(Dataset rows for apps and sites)
*** Begin section ***
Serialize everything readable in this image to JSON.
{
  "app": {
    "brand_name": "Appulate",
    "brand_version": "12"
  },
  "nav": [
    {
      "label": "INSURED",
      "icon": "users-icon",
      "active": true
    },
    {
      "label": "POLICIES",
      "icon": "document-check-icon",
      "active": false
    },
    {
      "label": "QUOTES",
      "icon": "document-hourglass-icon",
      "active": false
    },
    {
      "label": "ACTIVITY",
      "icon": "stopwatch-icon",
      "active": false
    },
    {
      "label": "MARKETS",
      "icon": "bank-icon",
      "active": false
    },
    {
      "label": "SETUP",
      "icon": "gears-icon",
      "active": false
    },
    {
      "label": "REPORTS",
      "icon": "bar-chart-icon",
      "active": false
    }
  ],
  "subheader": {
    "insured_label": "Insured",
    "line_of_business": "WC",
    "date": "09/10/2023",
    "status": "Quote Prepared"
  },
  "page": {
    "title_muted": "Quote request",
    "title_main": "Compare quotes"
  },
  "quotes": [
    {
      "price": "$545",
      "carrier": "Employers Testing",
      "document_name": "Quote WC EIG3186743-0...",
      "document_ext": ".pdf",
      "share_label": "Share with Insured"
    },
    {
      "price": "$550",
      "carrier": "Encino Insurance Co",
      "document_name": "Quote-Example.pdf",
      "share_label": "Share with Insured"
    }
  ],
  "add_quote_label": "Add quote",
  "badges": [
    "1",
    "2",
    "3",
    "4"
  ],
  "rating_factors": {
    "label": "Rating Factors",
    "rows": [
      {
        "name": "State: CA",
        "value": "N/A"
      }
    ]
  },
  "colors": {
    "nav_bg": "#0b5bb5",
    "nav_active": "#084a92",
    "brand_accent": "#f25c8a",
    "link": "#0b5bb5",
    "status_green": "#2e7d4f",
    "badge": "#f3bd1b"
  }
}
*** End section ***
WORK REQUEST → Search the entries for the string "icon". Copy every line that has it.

SOLUTION TO THIS PROBLEM →
      "icon": "users-icon",
      "icon": "document-check-icon",
      "icon": "document-hourglass-icon",
      "icon": "stopwatch-icon",
      "icon": "bank-icon",
      "icon": "gears-icon",
      "icon": "bar-chart-icon",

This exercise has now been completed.